===== Input data =====

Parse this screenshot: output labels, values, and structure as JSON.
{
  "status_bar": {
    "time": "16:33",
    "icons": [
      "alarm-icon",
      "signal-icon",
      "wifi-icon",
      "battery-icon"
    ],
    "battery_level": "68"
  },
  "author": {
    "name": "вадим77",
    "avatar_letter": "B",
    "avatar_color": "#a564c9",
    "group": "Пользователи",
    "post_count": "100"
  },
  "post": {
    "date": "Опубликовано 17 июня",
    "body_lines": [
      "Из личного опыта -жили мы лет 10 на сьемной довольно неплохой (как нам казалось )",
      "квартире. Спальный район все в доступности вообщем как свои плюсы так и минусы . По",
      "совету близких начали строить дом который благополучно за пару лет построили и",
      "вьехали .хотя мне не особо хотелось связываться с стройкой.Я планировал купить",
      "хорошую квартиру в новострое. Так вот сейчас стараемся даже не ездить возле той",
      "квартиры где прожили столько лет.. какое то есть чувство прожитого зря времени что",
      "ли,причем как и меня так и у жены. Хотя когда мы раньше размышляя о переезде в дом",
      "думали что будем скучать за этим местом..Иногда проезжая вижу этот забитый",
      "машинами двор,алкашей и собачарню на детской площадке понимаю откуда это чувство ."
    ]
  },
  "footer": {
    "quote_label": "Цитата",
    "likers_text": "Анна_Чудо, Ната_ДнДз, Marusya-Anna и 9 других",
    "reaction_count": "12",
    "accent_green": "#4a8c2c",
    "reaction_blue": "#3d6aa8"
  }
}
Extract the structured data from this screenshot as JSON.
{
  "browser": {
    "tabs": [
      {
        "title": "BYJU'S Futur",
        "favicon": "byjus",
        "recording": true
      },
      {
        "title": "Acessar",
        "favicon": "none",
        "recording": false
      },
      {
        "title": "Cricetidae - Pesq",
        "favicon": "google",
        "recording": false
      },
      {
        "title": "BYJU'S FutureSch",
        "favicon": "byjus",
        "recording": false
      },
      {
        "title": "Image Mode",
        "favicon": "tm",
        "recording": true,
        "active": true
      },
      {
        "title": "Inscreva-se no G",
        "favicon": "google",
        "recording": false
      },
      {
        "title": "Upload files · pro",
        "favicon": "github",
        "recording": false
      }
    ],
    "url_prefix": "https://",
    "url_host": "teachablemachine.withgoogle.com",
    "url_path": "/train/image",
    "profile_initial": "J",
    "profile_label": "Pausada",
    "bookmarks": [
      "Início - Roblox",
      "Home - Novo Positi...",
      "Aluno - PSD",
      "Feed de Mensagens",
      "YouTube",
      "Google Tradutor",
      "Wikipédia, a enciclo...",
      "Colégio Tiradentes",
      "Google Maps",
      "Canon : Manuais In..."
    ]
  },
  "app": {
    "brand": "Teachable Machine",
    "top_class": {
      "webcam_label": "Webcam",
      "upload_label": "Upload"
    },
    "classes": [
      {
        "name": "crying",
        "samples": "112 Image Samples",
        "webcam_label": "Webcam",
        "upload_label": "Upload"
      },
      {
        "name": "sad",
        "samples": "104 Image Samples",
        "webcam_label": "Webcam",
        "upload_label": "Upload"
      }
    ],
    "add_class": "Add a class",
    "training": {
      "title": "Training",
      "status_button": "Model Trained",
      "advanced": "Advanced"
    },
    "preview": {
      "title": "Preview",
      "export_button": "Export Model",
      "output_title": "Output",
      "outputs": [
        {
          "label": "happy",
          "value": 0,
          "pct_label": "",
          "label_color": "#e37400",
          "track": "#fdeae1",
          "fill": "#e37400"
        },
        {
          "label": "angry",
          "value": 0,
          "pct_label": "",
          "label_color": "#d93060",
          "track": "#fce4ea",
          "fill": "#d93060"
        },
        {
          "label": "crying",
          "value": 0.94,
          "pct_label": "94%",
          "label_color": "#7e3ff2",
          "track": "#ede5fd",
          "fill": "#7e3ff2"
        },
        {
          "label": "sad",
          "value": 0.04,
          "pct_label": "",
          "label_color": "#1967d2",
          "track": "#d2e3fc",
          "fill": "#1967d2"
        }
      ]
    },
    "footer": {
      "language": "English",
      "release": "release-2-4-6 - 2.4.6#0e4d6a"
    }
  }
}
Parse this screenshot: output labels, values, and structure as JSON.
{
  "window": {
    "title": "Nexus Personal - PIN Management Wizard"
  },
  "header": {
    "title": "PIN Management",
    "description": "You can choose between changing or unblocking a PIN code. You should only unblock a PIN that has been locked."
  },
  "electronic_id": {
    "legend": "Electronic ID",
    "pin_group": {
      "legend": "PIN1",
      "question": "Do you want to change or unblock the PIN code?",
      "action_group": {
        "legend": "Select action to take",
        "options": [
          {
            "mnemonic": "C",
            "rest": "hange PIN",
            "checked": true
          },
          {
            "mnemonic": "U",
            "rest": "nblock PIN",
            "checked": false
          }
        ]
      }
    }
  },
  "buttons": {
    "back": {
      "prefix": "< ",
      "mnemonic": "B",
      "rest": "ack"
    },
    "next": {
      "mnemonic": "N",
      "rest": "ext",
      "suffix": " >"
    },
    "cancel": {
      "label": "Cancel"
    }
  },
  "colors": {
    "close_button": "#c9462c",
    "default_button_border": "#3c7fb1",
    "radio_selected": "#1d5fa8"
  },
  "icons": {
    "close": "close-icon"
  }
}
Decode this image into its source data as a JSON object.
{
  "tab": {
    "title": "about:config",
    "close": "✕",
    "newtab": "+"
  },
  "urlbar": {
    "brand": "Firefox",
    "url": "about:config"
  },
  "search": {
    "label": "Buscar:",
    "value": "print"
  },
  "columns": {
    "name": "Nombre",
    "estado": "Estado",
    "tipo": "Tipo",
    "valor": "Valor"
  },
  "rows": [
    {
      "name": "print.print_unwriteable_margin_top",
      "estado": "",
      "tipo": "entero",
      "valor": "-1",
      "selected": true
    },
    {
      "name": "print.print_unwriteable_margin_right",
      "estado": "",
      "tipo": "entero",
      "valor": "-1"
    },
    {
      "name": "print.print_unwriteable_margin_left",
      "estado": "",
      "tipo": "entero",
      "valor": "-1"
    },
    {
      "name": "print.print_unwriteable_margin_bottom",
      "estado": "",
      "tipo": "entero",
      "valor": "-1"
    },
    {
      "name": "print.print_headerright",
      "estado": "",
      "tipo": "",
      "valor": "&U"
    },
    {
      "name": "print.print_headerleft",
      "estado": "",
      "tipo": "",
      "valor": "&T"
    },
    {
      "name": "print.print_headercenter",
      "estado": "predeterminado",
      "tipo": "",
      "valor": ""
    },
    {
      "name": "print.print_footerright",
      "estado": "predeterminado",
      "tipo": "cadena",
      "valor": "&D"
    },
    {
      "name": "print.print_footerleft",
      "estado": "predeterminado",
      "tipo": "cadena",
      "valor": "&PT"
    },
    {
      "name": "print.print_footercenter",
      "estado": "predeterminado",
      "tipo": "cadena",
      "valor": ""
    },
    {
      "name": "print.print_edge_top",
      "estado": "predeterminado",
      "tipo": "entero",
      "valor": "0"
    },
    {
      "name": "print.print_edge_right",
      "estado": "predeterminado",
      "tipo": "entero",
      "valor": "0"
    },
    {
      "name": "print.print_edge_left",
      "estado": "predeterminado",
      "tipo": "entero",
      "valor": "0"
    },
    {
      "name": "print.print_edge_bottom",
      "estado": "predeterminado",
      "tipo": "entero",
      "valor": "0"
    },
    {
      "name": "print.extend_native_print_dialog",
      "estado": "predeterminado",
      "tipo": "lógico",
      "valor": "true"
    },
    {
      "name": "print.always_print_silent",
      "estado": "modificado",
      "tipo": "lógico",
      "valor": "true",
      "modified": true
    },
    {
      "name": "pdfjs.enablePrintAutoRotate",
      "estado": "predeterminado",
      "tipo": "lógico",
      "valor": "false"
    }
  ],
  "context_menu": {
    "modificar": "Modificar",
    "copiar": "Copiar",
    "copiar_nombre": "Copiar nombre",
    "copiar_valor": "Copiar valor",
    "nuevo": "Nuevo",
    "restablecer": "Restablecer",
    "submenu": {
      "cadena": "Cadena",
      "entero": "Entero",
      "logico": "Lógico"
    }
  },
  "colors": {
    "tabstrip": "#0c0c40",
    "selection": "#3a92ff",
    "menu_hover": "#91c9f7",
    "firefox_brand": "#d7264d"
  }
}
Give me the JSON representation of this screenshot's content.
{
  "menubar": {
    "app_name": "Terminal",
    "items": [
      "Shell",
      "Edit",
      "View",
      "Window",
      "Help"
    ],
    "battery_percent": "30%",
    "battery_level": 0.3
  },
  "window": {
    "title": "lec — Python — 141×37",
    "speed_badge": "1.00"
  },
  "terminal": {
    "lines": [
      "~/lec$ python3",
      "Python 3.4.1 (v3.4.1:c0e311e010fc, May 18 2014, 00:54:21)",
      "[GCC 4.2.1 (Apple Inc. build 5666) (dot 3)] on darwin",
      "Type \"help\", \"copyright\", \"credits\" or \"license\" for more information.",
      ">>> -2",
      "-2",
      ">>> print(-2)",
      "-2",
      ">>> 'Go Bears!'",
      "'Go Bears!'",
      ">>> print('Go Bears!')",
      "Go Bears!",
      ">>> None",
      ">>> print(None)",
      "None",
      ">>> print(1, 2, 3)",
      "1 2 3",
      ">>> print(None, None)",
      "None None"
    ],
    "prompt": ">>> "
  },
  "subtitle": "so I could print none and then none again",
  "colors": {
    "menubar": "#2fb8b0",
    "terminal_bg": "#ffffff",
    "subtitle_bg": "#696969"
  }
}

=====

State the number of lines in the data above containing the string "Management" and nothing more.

2